**Instructions for the task:**
Restate word for word every entry that appears below, skipping its pictures.

**The data:**
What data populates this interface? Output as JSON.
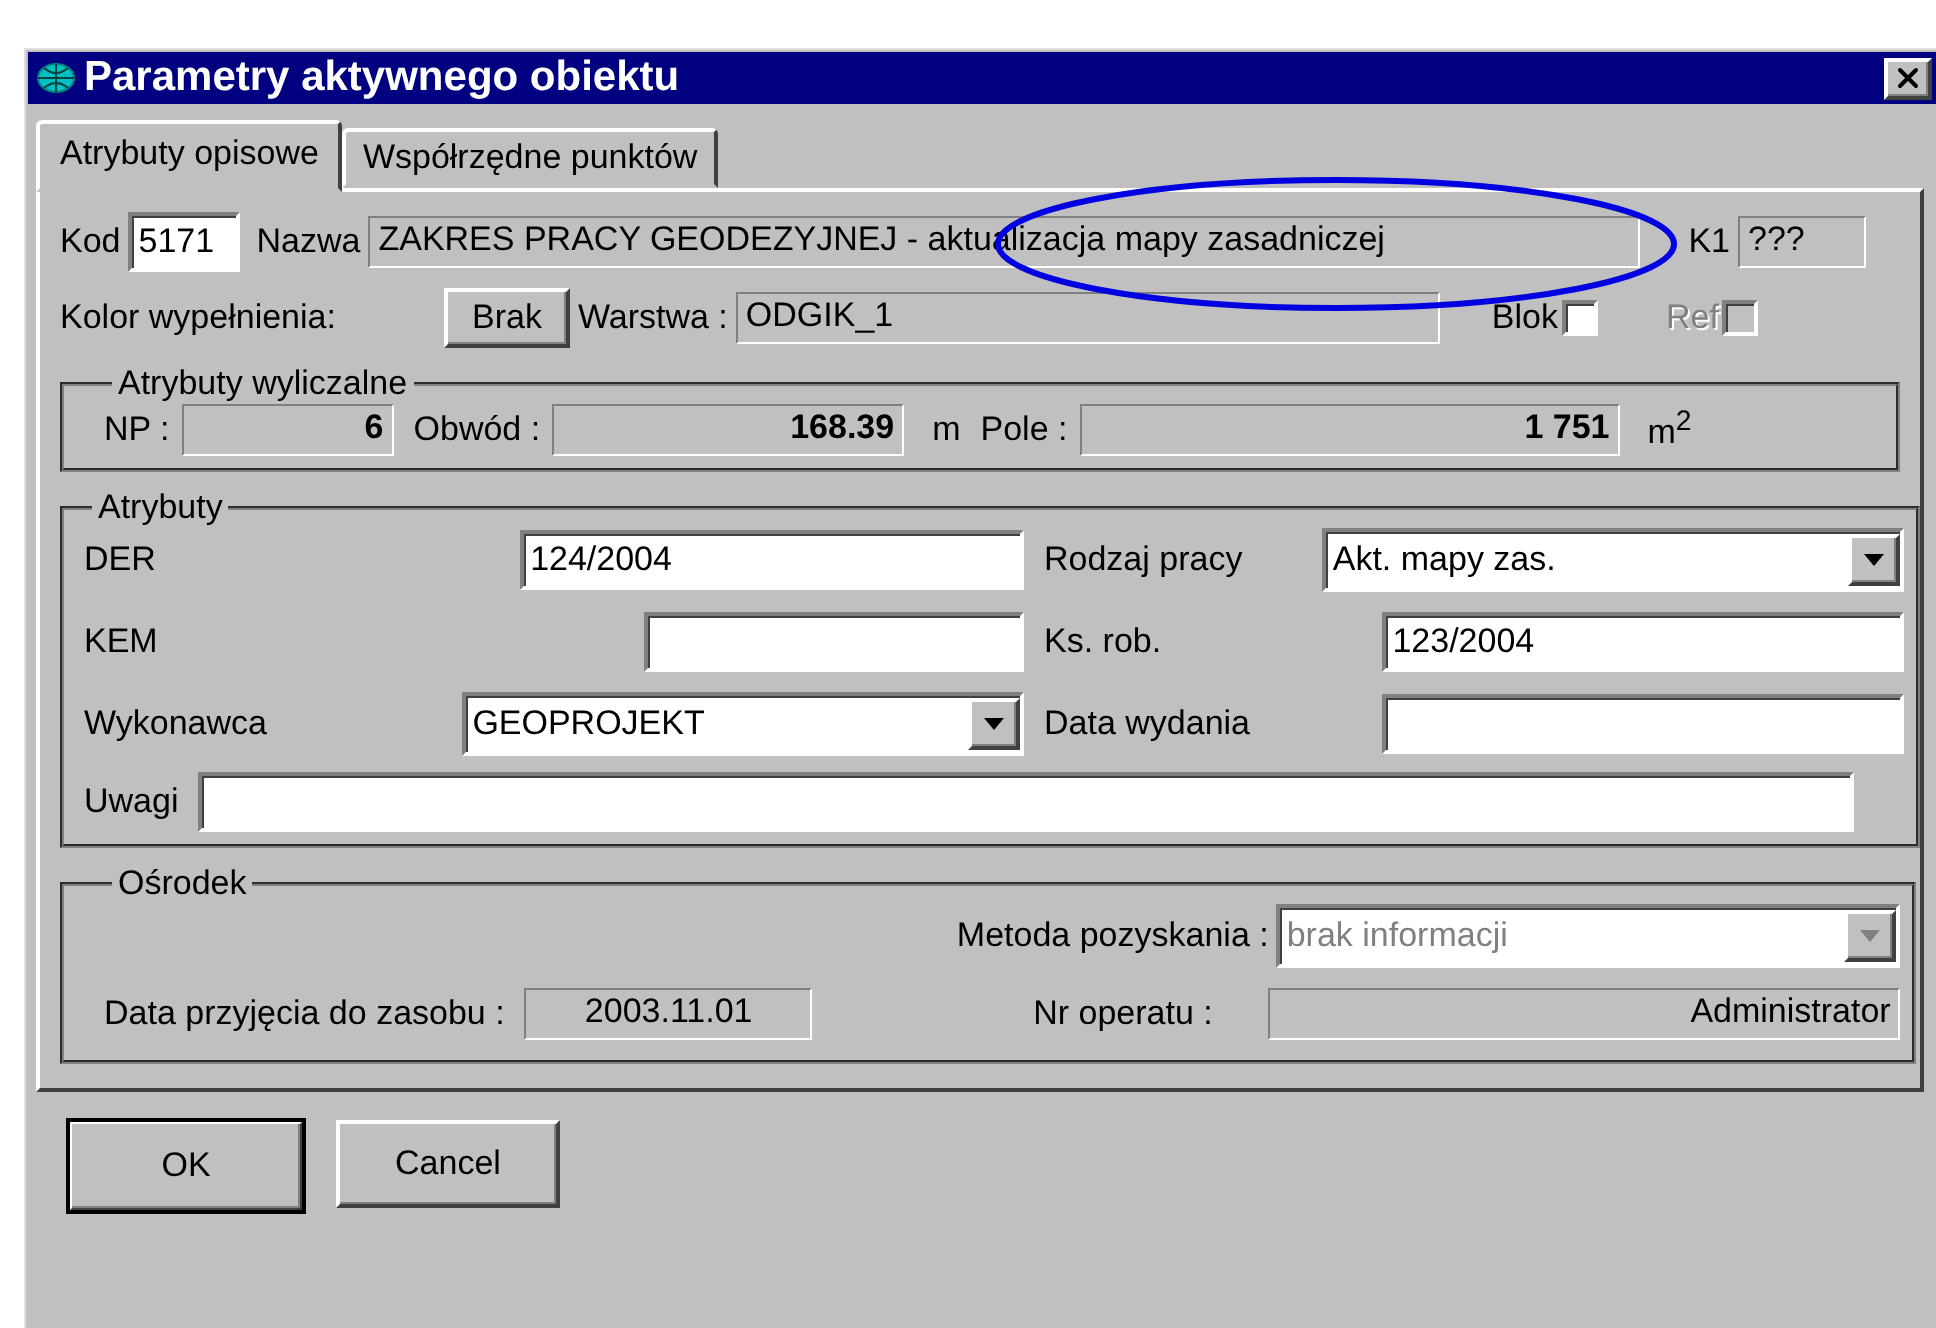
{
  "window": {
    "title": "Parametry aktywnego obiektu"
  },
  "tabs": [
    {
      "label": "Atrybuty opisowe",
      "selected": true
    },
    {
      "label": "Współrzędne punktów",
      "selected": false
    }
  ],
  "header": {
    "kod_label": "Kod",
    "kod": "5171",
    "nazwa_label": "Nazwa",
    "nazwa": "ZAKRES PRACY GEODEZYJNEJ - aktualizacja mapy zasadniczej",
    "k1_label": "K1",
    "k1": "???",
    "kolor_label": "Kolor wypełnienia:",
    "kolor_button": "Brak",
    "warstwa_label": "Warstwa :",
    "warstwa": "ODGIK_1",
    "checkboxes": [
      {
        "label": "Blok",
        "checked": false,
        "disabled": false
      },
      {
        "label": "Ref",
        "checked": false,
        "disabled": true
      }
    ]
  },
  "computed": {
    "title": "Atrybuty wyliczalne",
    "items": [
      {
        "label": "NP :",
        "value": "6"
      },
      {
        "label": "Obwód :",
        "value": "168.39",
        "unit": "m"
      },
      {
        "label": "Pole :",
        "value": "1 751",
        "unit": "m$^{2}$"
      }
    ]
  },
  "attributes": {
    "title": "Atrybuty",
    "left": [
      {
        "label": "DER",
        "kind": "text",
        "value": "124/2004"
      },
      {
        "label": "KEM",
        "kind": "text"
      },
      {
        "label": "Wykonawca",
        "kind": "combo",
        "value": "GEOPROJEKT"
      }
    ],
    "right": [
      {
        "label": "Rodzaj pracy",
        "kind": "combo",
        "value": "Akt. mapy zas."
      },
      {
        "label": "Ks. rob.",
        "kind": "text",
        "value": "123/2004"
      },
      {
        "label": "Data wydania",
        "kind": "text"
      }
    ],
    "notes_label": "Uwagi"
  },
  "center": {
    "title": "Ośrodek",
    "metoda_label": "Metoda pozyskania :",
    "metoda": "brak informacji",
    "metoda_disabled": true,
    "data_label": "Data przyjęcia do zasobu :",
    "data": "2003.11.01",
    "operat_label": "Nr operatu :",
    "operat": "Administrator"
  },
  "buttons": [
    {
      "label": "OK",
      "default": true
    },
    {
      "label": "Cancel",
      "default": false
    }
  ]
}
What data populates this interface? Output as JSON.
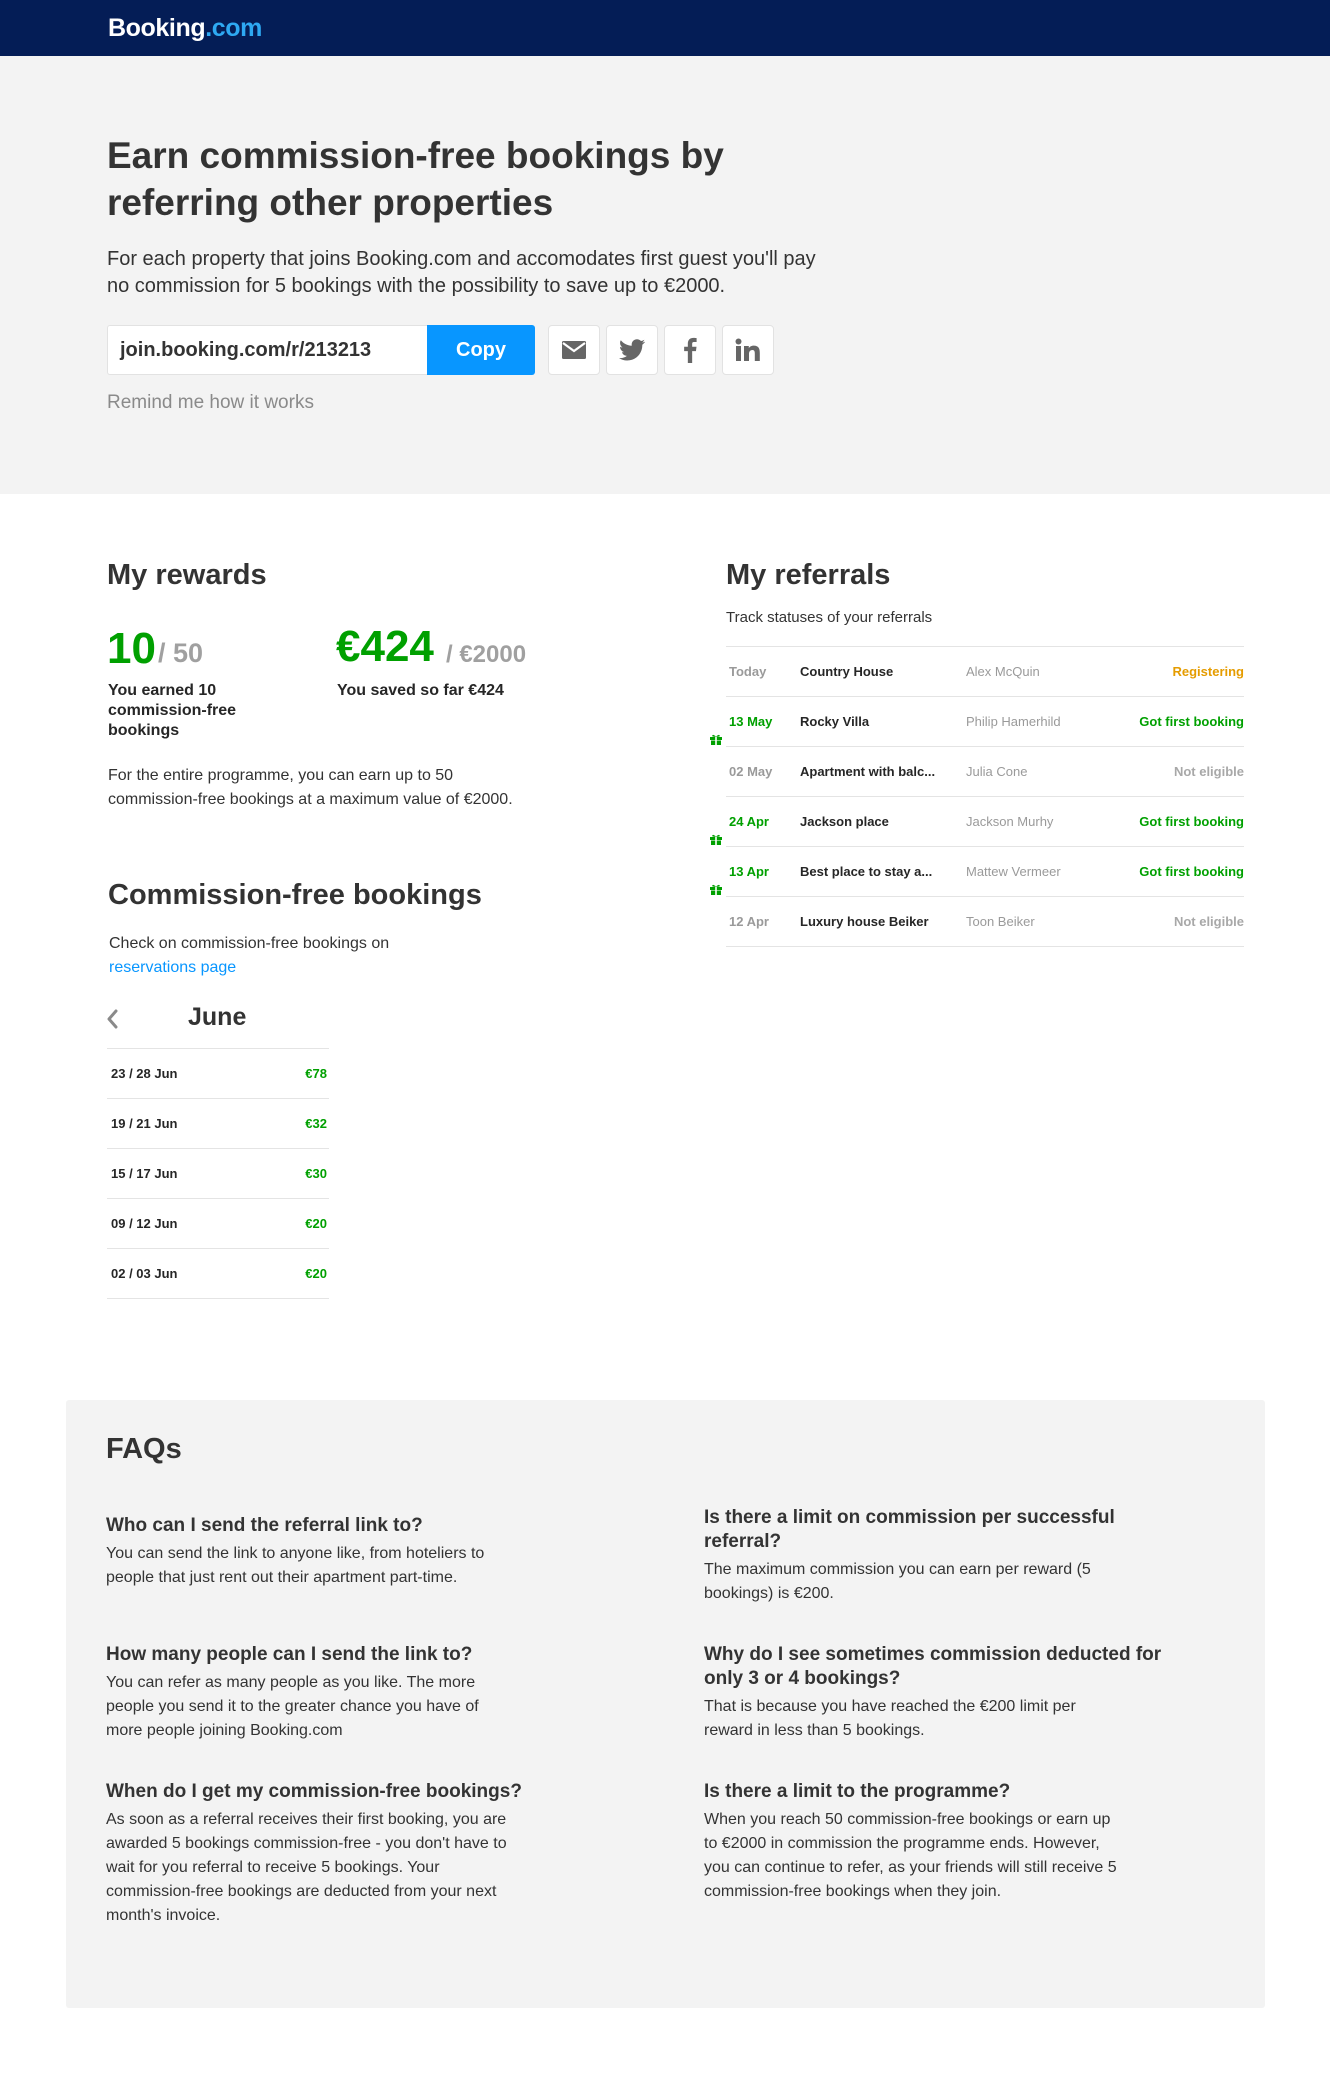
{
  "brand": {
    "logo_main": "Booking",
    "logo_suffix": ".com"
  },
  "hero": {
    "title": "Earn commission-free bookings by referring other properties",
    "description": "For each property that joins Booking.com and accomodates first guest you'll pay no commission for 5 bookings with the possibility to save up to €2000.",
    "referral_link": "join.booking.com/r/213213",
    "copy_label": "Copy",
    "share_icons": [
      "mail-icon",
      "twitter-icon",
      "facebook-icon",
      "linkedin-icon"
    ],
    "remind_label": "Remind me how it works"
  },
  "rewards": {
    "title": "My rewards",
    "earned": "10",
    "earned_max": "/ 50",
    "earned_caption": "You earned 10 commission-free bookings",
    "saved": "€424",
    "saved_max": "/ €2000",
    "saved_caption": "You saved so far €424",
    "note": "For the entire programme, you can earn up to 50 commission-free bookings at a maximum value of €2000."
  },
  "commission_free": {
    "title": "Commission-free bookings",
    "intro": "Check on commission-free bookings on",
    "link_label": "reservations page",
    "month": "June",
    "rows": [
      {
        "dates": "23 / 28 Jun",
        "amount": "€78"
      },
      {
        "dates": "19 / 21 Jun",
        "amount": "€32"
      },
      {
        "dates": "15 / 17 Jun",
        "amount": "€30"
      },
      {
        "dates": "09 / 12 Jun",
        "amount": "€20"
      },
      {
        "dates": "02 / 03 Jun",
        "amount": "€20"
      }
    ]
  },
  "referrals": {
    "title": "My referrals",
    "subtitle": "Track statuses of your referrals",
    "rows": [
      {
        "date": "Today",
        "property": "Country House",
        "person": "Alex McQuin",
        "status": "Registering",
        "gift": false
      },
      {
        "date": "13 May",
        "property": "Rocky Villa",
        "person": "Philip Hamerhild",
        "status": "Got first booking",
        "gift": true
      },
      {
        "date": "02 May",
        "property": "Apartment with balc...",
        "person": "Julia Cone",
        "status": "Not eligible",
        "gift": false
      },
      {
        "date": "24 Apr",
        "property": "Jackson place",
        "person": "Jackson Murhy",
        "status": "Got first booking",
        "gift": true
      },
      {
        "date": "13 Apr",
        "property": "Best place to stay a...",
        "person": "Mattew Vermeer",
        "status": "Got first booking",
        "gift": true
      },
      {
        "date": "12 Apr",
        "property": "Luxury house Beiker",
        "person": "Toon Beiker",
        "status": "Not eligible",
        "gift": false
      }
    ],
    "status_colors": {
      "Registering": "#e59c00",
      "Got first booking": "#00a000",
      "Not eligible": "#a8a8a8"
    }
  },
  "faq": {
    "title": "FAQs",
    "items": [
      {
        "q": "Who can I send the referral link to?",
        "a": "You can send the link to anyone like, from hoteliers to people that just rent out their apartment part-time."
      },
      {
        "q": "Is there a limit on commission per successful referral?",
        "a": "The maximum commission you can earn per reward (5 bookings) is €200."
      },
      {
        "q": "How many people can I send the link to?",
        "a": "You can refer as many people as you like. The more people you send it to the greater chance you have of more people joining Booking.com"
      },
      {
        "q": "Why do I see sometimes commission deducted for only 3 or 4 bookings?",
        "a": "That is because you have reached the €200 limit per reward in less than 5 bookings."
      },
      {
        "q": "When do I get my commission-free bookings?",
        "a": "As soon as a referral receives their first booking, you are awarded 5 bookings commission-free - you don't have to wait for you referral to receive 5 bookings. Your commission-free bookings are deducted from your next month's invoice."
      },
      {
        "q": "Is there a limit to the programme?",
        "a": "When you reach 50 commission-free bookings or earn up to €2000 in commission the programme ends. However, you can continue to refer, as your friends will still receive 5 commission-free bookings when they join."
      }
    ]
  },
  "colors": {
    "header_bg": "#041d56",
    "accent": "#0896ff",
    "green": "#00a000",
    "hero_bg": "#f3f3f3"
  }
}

**Solution to the exercise:**
What data populates this interface? Output as JSON.
{
  "window": {
    "title": "Parametry aktywnego obiektu"
  },
  "tabs": [
    {
      "label": "Atrybuty opisowe",
      "selected": true
    },
    {
      "label": "Współrzędne punktów",
      "selected": false
    }
  ],
  "header": {
    "kod_label": "Kod",
    "kod": "5171",
    "nazwa_label": "Nazwa",
    "nazwa": "ZAKRES PRACY GEODEZYJNEJ - aktualizacja mapy zasadniczej",
    "k1_label": "K1",
    "k1": "???",
    "kolor_label": "Kolor wypełnienia:",
    "kolor_button": "Brak",
    "warstwa_label": "Warstwa :",
    "warstwa": "ODGIK_1",
    "checkboxes": [
      {
        "label": "Blok",
        "checked": false,
        "disabled": false
      },
      {
        "label": "Ref",
        "checked": false,
        "disabled": true
      }
    ]
  },
  "computed": {
    "title": "Atrybuty wyliczalne",
    "items": [
      {
        "label": "NP :",
        "value": "6"
      },
      {
        "label": "Obwód :",
        "value": "168.39",
        "unit": "m"
      },
      {
        "label": "Pole :",
        "value": "1 751",
        "unit": "m$^{2}$"
      }
    ]
  },
  "attributes": {
    "title": "Atrybuty",
    "left": [
      {
        "label": "DER",
        "kind": "text",
        "value": "124/2004"
      },
      {
        "label": "KEM",
        "kind": "text"
      },
      {
        "label": "Wykonawca",
        "kind": "combo",
        "value": "GEOPROJEKT"
      }
    ],
    "right": [
      {
        "label": "Rodzaj pracy",
        "kind": "combo",
        "value": "Akt. mapy zas."
      },
      {
        "label": "Ks. rob.",
        "kind": "text",
        "value": "123/2004"
      },
      {
        "label": "Data wydania",
        "kind": "text"
      }
    ],
    "notes_label": "Uwagi"
  },
  "center": {
    "title": "Ośrodek",
    "metoda_label": "Metoda pozyskania :",
    "metoda": "brak informacji",
    "metoda_disabled": true,
    "data_label": "Data przyjęcia do zasobu :",
    "data": "2003.11.01",
    "operat_label": "Nr operatu :",
    "operat": "Administrator"
  },
  "buttons": [
    {
      "label": "OK",
      "default": true
    },
    {
      "label": "Cancel",
      "default": false
    }
  ]
}
What data populates this interface? Output as JSON.
{
  "brand": {
    "logo_main": "Booking",
    "logo_suffix": ".com"
  },
  "hero": {
    "title": "Earn commission-free bookings by referring other properties",
    "description": "For each property that joins Booking.com and accomodates first guest you'll pay no commission for 5 bookings with the possibility to save up to €2000.",
    "referral_link": "join.booking.com/r/213213",
    "copy_label": "Copy",
    "share_icons": [
      "mail-icon",
      "twitter-icon",
      "facebook-icon",
      "linkedin-icon"
    ],
    "remind_label": "Remind me how it works"
  },
  "rewards": {
    "title": "My rewards",
    "earned": "10",
    "earned_max": "/ 50",
    "earned_caption": "You earned 10 commission-free bookings",
    "saved": "€424",
    "saved_max": "/ €2000",
    "saved_caption": "You saved so far €424",
    "note": "For the entire programme, you can earn up to 50 commission-free bookings at a maximum value of €2000."
  },
  "commission_free": {
    "title": "Commission-free bookings",
    "intro": "Check on commission-free bookings on",
    "link_label": "reservations page",
    "month": "June",
    "rows": [
      {
        "dates": "23 / 28 Jun",
        "amount": "€78"
      },
      {
        "dates": "19 / 21 Jun",
        "amount": "€32"
      },
      {
        "dates": "15 / 17 Jun",
        "amount": "€30"
      },
      {
        "dates": "09 / 12 Jun",
        "amount": "€20"
      },
      {
        "dates": "02 / 03 Jun",
        "amount": "€20"
      }
    ]
  },
  "referrals": {
    "title": "My referrals",
    "subtitle": "Track statuses of your referrals",
    "rows": [
      {
        "date": "Today",
        "property": "Country House",
        "person": "Alex McQuin",
        "status": "Registering",
        "gift": false
      },
      {
        "date": "13 May",
        "property": "Rocky Villa",
        "person": "Philip Hamerhild",
        "status": "Got first booking",
        "gift": true
      },
      {
        "date": "02 May",
        "property": "Apartment with balc...",
        "person": "Julia Cone",
        "status": "Not eligible",
        "gift": false
      },
      {
        "date": "24 Apr",
        "property": "Jackson place",
        "person": "Jackson Murhy",
        "status": "Got first booking",
        "gift": true
      },
      {
        "date": "13 Apr",
        "property": "Best place to stay a...",
        "person": "Mattew Vermeer",
        "status": "Got first booking",
        "gift": true
      },
      {
        "date": "12 Apr",
        "property": "Luxury house Beiker",
        "person": "Toon Beiker",
        "status": "Not eligible",
        "gift": false
      }
    ],
    "status_colors": {
      "Registering": "#e59c00",
      "Got first booking": "#00a000",
      "Not eligible": "#a8a8a8"
    }
  },
  "faq": {
    "title": "FAQs",
    "items": [
      {
        "q": "Who can I send the referral link to?",
        "a": "You can send the link to anyone like, from hoteliers to people that just rent out their apartment part-time."
      },
      {
        "q": "Is there a limit on commission per successful referral?",
        "a": "The maximum commission you can earn per reward (5 bookings) is €200."
      },
      {
        "q": "How many people can I send the link to?",
        "a": "You can refer as many people as you like. The more people you send it to the greater chance you have of more people joining Booking.com"
      },
      {
        "q": "Why do I see sometimes commission deducted for only 3 or 4 bookings?",
        "a": "That is because you have reached the €200 limit per reward in less than 5 bookings."
      },
      {
        "q": "When do I get my commission-free bookings?",
        "a": "As soon as a referral receives their first booking, you are awarded 5 bookings commission-free - you don't have to wait for you referral to receive 5 bookings. Your commission-free bookings are deducted from your next month's invoice."
      },
      {
        "q": "Is there a limit to the programme?",
        "a": "When you reach 50 commission-free bookings or earn up to €2000 in commission the programme ends. However, you can continue to refer, as your friends will still receive 5 commission-free bookings when they join."
      }
    ]
  },
  "colors": {
    "header_bg": "#041d56",
    "accent": "#0896ff",
    "green": "#00a000",
    "hero_bg": "#f3f3f3"
  }
}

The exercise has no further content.